→ **Exercise requirements**: An exact, complete copy of the entries is needed, with the pictures left out.
━━━━━ Records to process
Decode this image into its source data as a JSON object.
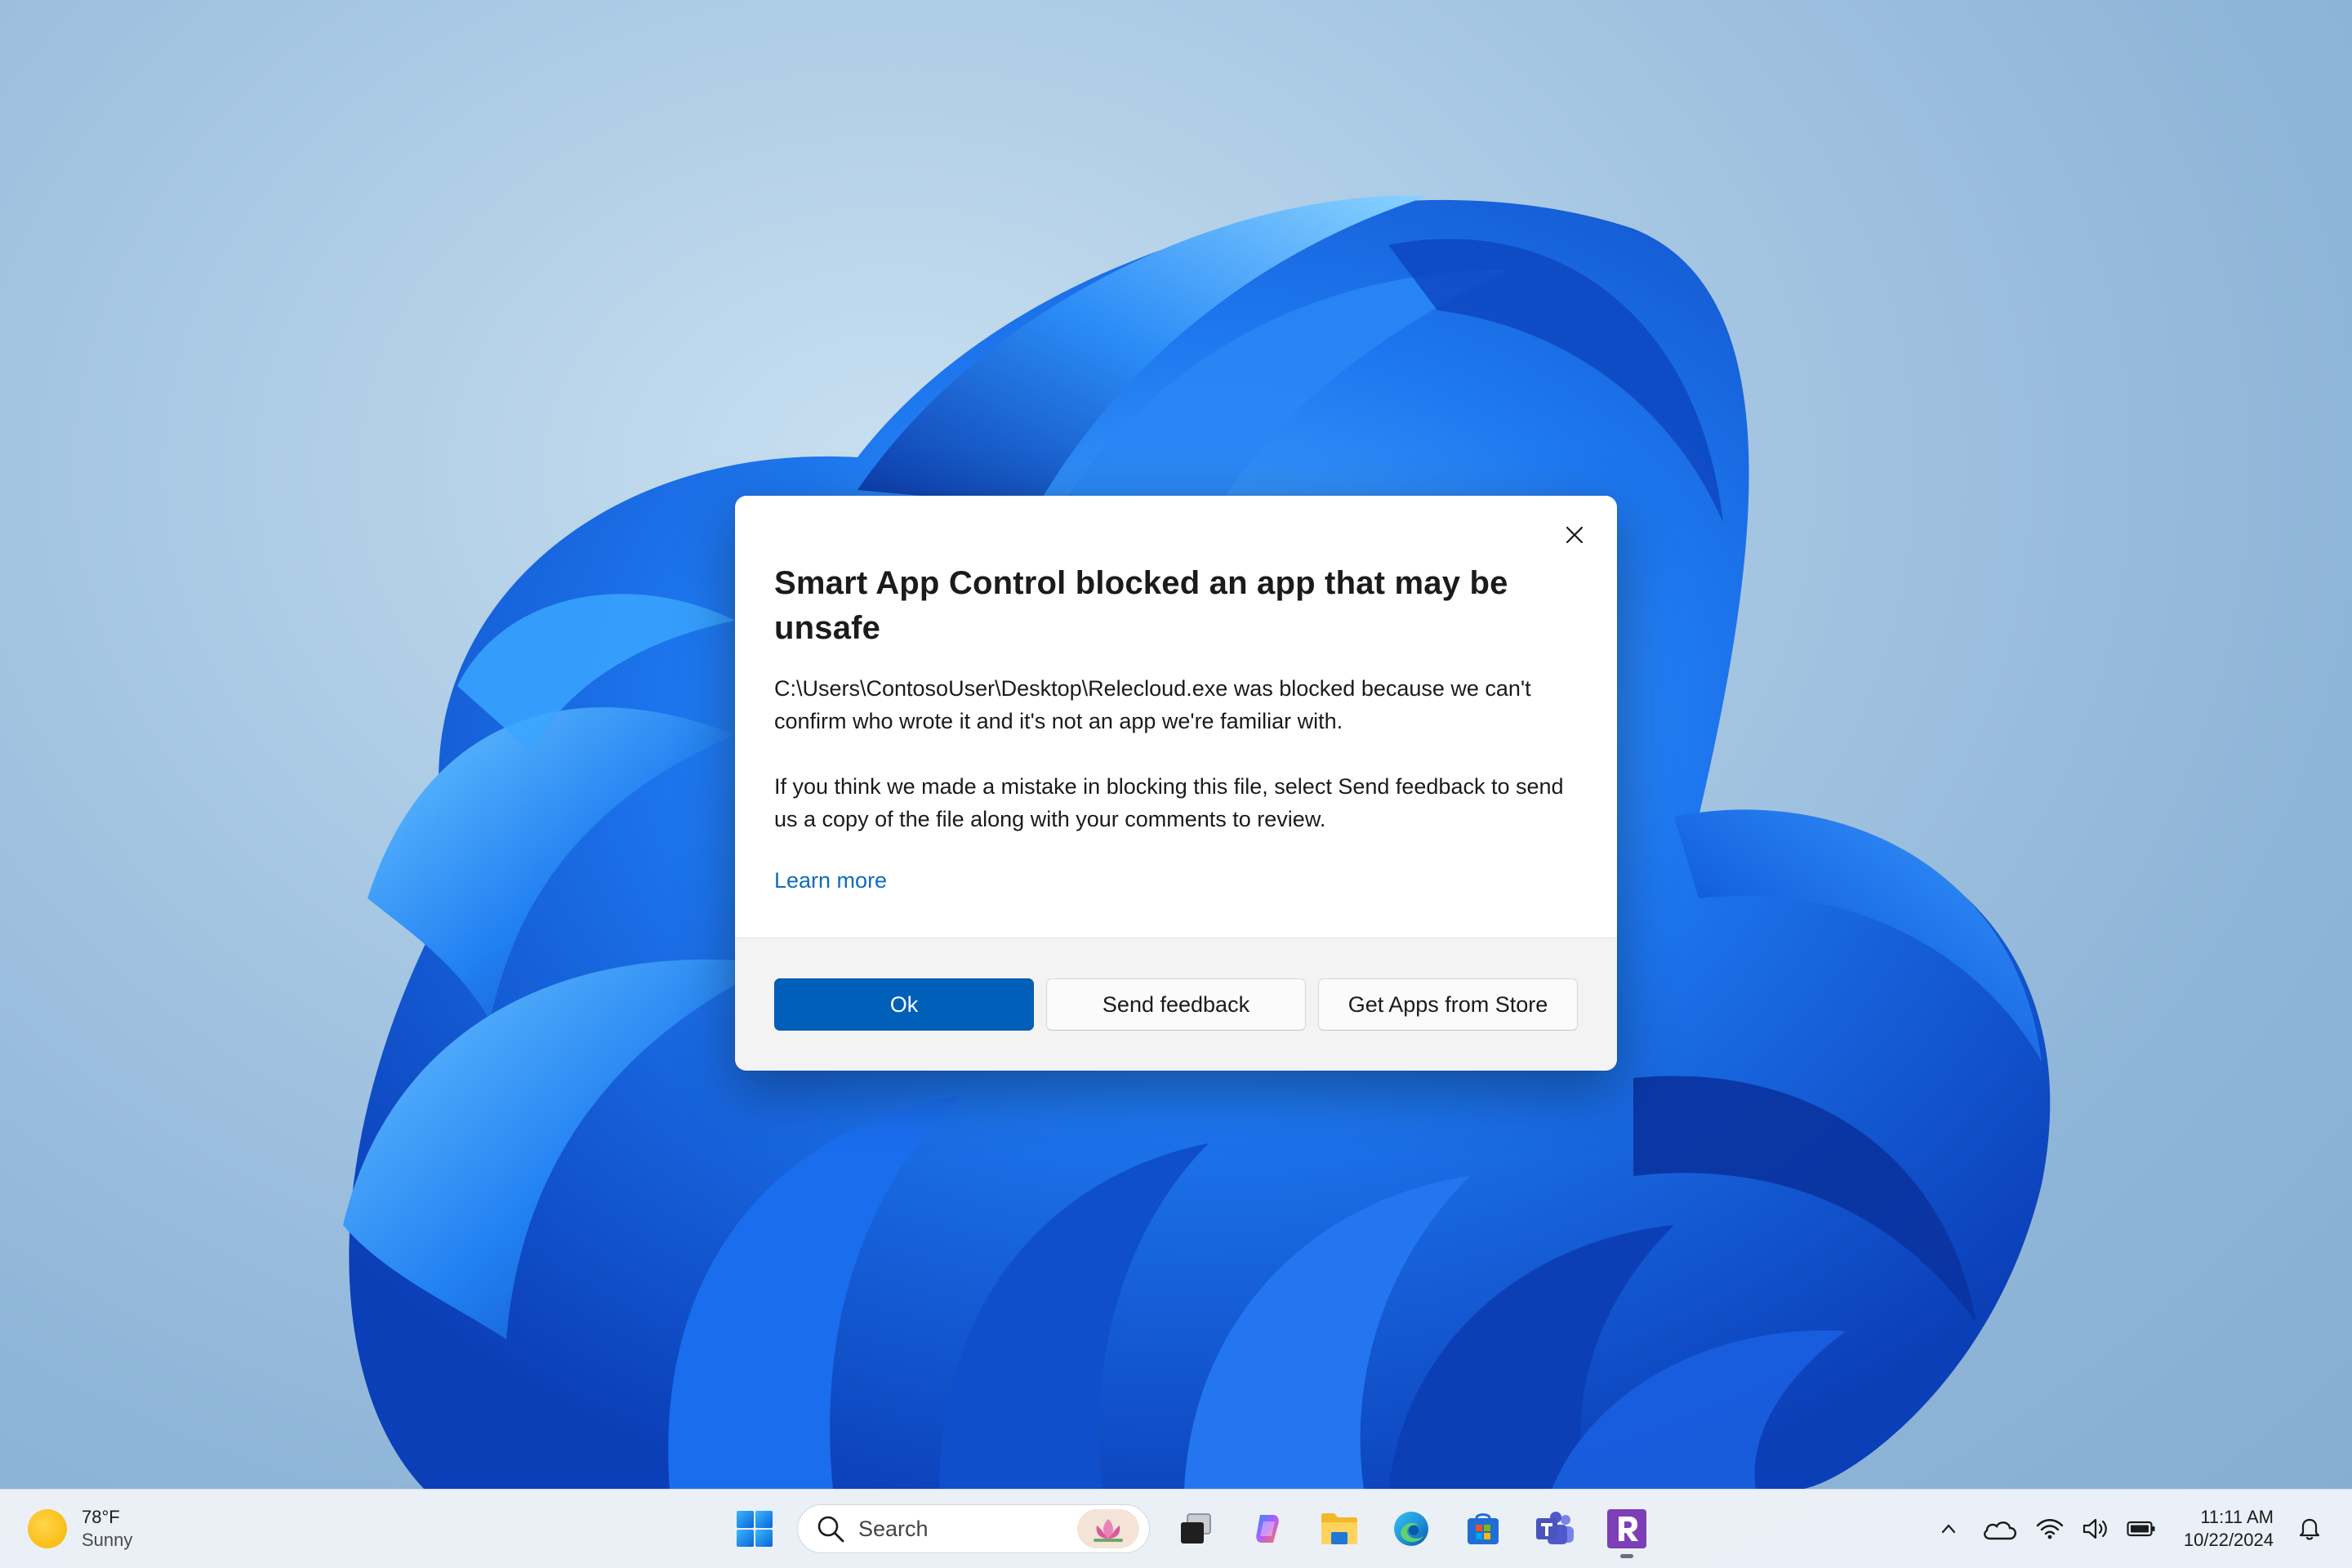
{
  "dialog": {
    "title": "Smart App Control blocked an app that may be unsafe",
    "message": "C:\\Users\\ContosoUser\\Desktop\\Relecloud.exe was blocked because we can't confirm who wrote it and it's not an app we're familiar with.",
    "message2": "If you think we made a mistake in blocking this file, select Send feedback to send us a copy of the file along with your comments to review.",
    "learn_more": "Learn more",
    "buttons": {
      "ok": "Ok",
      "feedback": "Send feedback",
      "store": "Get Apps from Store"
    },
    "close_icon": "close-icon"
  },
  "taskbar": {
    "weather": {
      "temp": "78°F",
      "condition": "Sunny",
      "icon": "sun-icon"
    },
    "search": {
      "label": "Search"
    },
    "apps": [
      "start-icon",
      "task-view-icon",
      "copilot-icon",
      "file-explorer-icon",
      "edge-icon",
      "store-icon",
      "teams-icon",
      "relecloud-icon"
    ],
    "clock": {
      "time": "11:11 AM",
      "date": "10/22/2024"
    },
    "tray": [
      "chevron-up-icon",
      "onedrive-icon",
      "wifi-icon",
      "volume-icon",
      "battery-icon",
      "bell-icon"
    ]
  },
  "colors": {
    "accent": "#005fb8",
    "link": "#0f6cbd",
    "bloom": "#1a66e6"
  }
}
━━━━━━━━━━
→ **Exercise solution**:
Decode this image into its source data as a JSON object.
{
  "dialog": {
    "title": "Smart App Control blocked an app that may be unsafe",
    "message": "C:\\Users\\ContosoUser\\Desktop\\Relecloud.exe was blocked because we can't confirm who wrote it and it's not an app we're familiar with.",
    "message2": "If you think we made a mistake in blocking this file, select Send feedback to send us a copy of the file along with your comments to review.",
    "learn_more": "Learn more",
    "buttons": {
      "ok": "Ok",
      "feedback": "Send feedback",
      "store": "Get Apps from Store"
    },
    "close_icon": "close-icon"
  },
  "taskbar": {
    "weather": {
      "temp": "78°F",
      "condition": "Sunny",
      "icon": "sun-icon"
    },
    "search": {
      "label": "Search"
    },
    "apps": [
      "start-icon",
      "task-view-icon",
      "copilot-icon",
      "file-explorer-icon",
      "edge-icon",
      "store-icon",
      "teams-icon",
      "relecloud-icon"
    ],
    "clock": {
      "time": "11:11 AM",
      "date": "10/22/2024"
    },
    "tray": [
      "chevron-up-icon",
      "onedrive-icon",
      "wifi-icon",
      "volume-icon",
      "battery-icon",
      "bell-icon"
    ]
  },
  "colors": {
    "accent": "#005fb8",
    "link": "#0f6cbd",
    "bloom": "#1a66e6"
  }
}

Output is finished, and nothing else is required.